Of note, the guidance acknowledges that: “No sectors or industries involving the production, sale, distribution, or importation of goods are assumed to be entirely free of forced labour and child labour risks. The purpose of reporting is not to certify that an entity is “risk-free,” but rather to demonstrate that the entity has taken steps to identify and address risks. The reporting exercise is intended to encourage transparency, not to penalize entities for having identified risks in their activities and supply chains.” 

How we can help

These new rules present an opportunity for all organizations to bring transparency to their supply chain, even if they aren’t affected by reporting requirements.

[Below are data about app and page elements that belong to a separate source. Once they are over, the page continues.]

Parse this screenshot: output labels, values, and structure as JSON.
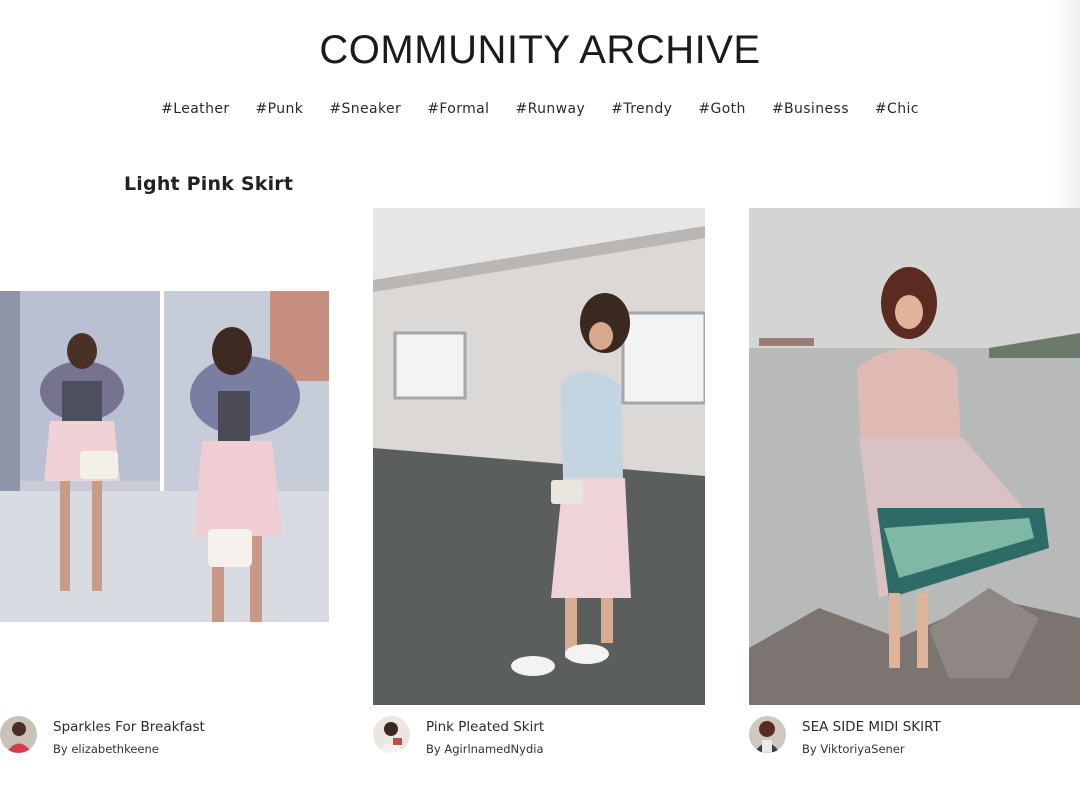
{
  "header": {
    "title": "COMMUNITY ARCHIVE",
    "tags": [
      "#Leather",
      "#Punk",
      "#Sneaker",
      "#Formal",
      "#Runway",
      "#Trendy",
      "#Goth",
      "#Business",
      "#Chic"
    ]
  },
  "section": {
    "title": "Light Pink Skirt"
  },
  "posts": [
    {
      "title": "Sparkles For Breakfast",
      "byline": "By elizabethkeene"
    },
    {
      "title": "Pink Pleated Skirt",
      "byline": "By AgirlnamedNydia"
    },
    {
      "title": "SEA SIDE MIDI SKIRT",
      "byline": "By ViktoriyaSener"
    }
  ]
}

Our team can help you:  

  • Perform supply chain mapping and enhanced due diligence to identify potential risks    
  • Determine current business practices that you may have in place to reduce your risk of forced or child labour, identify gaps related to compliance with this legislation and help you to develop practical action plans to address those gaps 
  • Introduce an anonymous whistleblower hotline within your organization for employees and suppliers    
  • Provide training and education to boards and employees on the legislation and its reporting requirements     
  • Support the completion of the mandatory questionnaire and the development of your report


Even if your business isn’t required to comply, these rules present an opportunity for all businesses to demonstrate their position on human rights and leadership in corporate responsibility, and help your clients and stakeholders verify the integrity of their supply chains.  Navigating these requirements can be complex—but we’re here to help. Canadian businesses, government institutions, and importers should prepare now for these changes and bolster their processes to avoid disruption of shipments into Canada and significant repercussions for non-compliance.   

Contact your local advisor or reach out to us here.